An Advisory Board has been established for the I/O Program. The Board, made up of leading I/O psychologists and human resource professionals working in the Charlotte Community (see the department website for a list of current Board members), provides regular reviews and evaluations of the programs’ curriculum to ensure that course content addresses current topics and issues facing I/O psychologists working in the business community. The Board also plays a key role in identifying business leaders in the community who can provide information or guidance to students.
The Graduate School requires that applicants submit scores from the Graduate Record Exam (GRE), Graduate Management Admission Test (GMAT), or Miller Analogies Test (MAT). The I/O program will accept scores from any one of these tests.
The Graduate School also requires two letters of recommendation. Working professionals who received a bachelor’s degree more than five years ago are suggested to seek out recommenders who can speak to their capabilities and potential as an I/O or HR professional (e.g., supervisors, coworkers, individuals with an advanced I/O degree). Applicants who have recently graduated from a bachelor’s program, should seek out academic recommenders who can speak to their potential for graduate studies.
Applications must also include a statement of purpose. Minimally, the statement should address: (a) motivation for seeking a degree in I/O psychology, (b) preparation for graduate studies in I/O Psychology, and (c) expectation of how the degree will positively impact your career. Statements should be kept to approximately two pages.
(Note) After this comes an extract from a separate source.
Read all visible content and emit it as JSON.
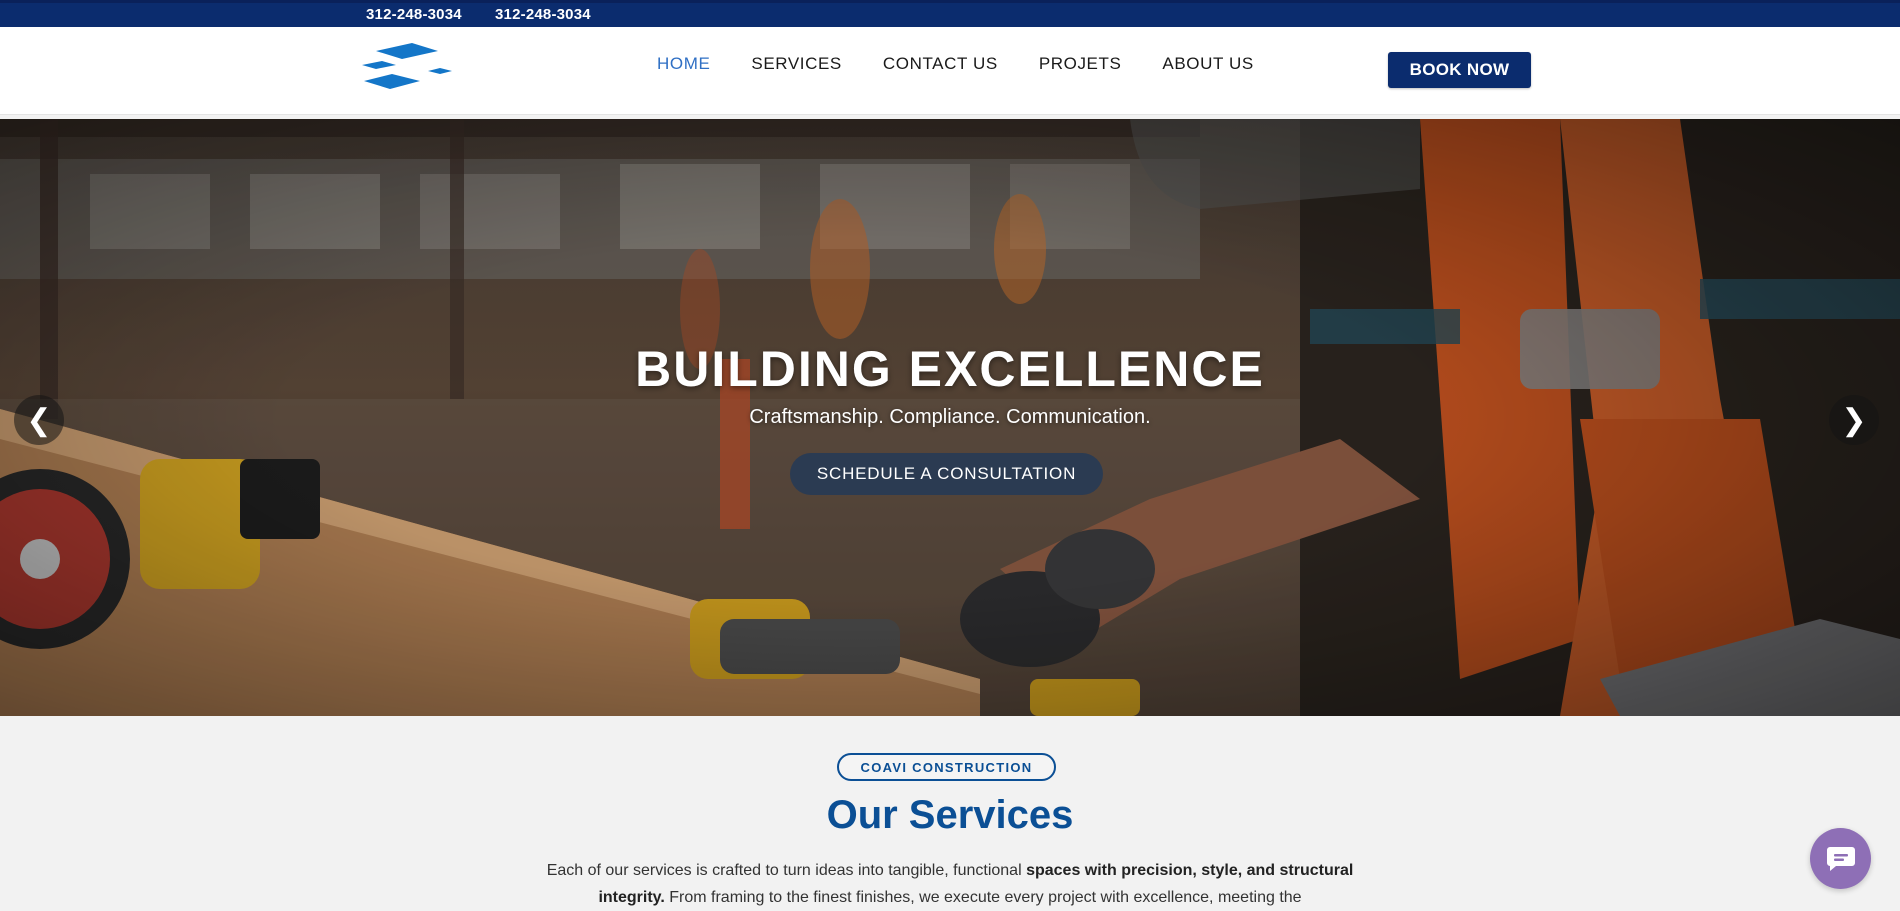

Applicants must also have a bachelor’s degree from an accredited university (the Graduate School requires that applicants upload transcripts from each institution attended). While a degree in psychology or business is not required, applicants with backgrounds in these disciplines may be given preferential treatment.
The Graduate School has additional requirements for applications. Please see the Graduate School section and/or the website at graduateschool.uncc.edu for additional details.
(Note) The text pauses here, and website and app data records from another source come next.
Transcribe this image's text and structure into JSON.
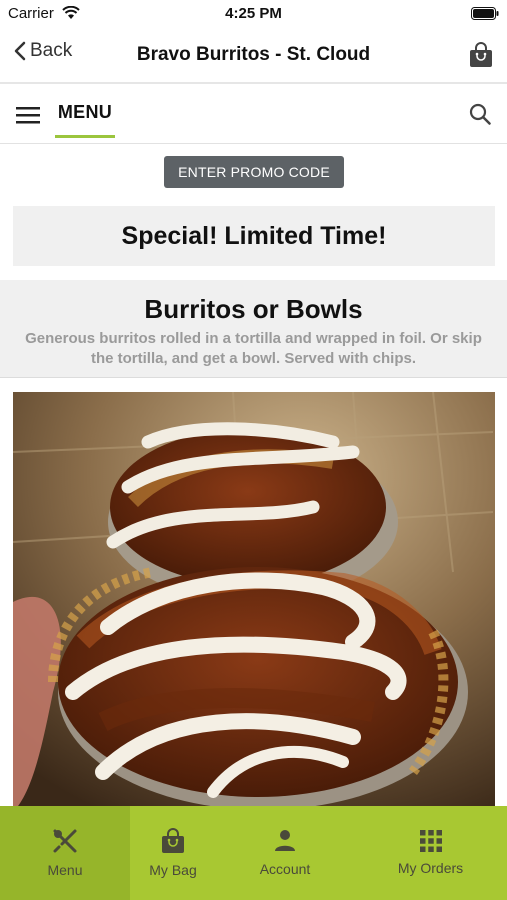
{
  "status_bar": {
    "carrier": "Carrier",
    "time": "4:25 PM"
  },
  "nav": {
    "back_label": "Back",
    "title": "Bravo Burritos - St. Cloud"
  },
  "menu_bar": {
    "tab_label": "MENU"
  },
  "promo": {
    "label": "ENTER PROMO CODE"
  },
  "special": {
    "title": "Special! Limited Time!"
  },
  "category": {
    "title": "Burritos or Bowls",
    "description": "Generous burritos rolled in a tortilla and wrapped in foil. Or skip the tortilla, and get a bowl. Served with chips."
  },
  "tab_bar": {
    "items": [
      {
        "label": "Menu",
        "icon": "utensils-icon",
        "active": true
      },
      {
        "label": "My Bag",
        "icon": "bag-icon",
        "active": false
      },
      {
        "label": "Account",
        "icon": "person-icon",
        "active": false
      },
      {
        "label": "My Orders",
        "icon": "grid-icon",
        "active": false
      }
    ]
  },
  "colors": {
    "accent": "#9bc53d",
    "tab_bar": "#a8c832",
    "promo_button": "#5d6266"
  }
}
Admission to the program is competitive. Applicants whose native language is other than English must offer acceptable scores on the Test of English as a Foreign Language (see graduateschool.uncc.edu for what constitutes an acceptable score). Applications should be submitted by February 1 of years that applications are accepted (applications are accepted on an every other year basis).
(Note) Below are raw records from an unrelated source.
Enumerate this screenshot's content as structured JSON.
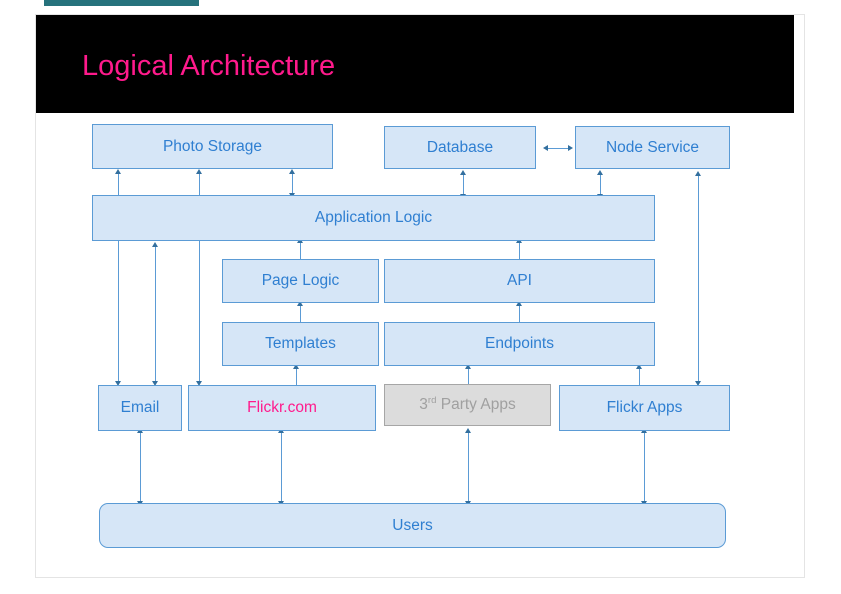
{
  "slide": {
    "title": "Logical Architecture",
    "title_color": "#ff1a8c",
    "title_band_color": "#000000",
    "frame_border_color": "#e4e4e4",
    "tab_color": "#26727c"
  },
  "theme": {
    "box_fill": "#d6e6f7",
    "box_border": "#5b9bd5",
    "box_text": "#2f7fd1",
    "gray_fill": "#dcdcdc",
    "gray_border": "#a6a6a6",
    "gray_text": "#a0a0a0",
    "accent_pink": "#ff1a8c",
    "arrow_color": "#5b9bd5"
  },
  "nodes": {
    "photo_storage": "Photo Storage",
    "database": "Database",
    "node_service": "Node Service",
    "application_logic": "Application Logic",
    "page_logic": "Page Logic",
    "api": "API",
    "templates": "Templates",
    "endpoints": "Endpoints",
    "email": "Email",
    "flickr_com": "Flickr.com",
    "third_party_apps_num": "3",
    "third_party_apps_sup": "rd",
    "third_party_apps_rest": " Party Apps",
    "flickr_apps": "Flickr Apps",
    "users": "Users"
  },
  "connections": [
    {
      "name": "database-to-node-service",
      "type": "bidirectional",
      "orientation": "horizontal"
    },
    {
      "name": "photo-storage-to-application-logic",
      "type": "bidirectional",
      "orientation": "vertical"
    },
    {
      "name": "database-to-application-logic",
      "type": "bidirectional",
      "orientation": "vertical"
    },
    {
      "name": "node-service-to-application-logic",
      "type": "bidirectional",
      "orientation": "vertical"
    },
    {
      "name": "application-logic-to-page-logic",
      "type": "bidirectional",
      "orientation": "vertical"
    },
    {
      "name": "application-logic-to-api",
      "type": "bidirectional",
      "orientation": "vertical"
    },
    {
      "name": "page-logic-to-templates",
      "type": "bidirectional",
      "orientation": "vertical"
    },
    {
      "name": "api-to-endpoints",
      "type": "bidirectional",
      "orientation": "vertical"
    },
    {
      "name": "templates-to-flickr-com",
      "type": "bidirectional",
      "orientation": "vertical"
    },
    {
      "name": "endpoints-to-third-party-apps",
      "type": "bidirectional",
      "orientation": "vertical"
    },
    {
      "name": "endpoints-to-flickr-apps",
      "type": "bidirectional",
      "orientation": "vertical"
    },
    {
      "name": "photo-storage-to-email",
      "type": "bidirectional",
      "orientation": "vertical"
    },
    {
      "name": "photo-storage-to-flickr-com",
      "type": "bidirectional",
      "orientation": "vertical"
    },
    {
      "name": "application-logic-to-flickr-com",
      "type": "bidirectional",
      "orientation": "vertical"
    },
    {
      "name": "node-service-to-flickr-apps",
      "type": "bidirectional",
      "orientation": "vertical"
    },
    {
      "name": "email-to-users",
      "type": "bidirectional",
      "orientation": "vertical"
    },
    {
      "name": "flickr-com-to-users",
      "type": "bidirectional",
      "orientation": "vertical"
    },
    {
      "name": "third-party-apps-to-users",
      "type": "bidirectional",
      "orientation": "vertical"
    },
    {
      "name": "flickr-apps-to-users",
      "type": "bidirectional",
      "orientation": "vertical"
    }
  ]
}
Students will be able to pick a specialization track: a thesis research track or a practice track. These tracks allow the student to tailor, in part, their educational experience to their career objectives. The only difference between the tracks is the capstone experience; students choosing the thesis track defend an empirical thesis (and complete 6 credit hours of PSYC 6999 ), whereas students who choose the practice track complete a standardized comprehensive examination in the summer of year two in the program (and register for 1 credit hour of PSYC 6899 ). The examination samples content from across the I/O Psychology discipline. A complete description of the specialization tracks and requirements (including a thorough discussion of the comprehensive exam) can be found in the most recent version of the I/O Psychology Graduate Student Handbook.
Practica and Applied Experiences
Students who desire I/O-related work experiences have a wide range of opportunities for applied experiences. These can occur as part of a formal practicum experience (i.e., internships) or more informally through the UNC Charlotte Organizational Science Consulting and Research Unit. While practicum experiences are not required as part of the program, Faculty and Advisory Board members have connections within the local community to help students find relevant experiences.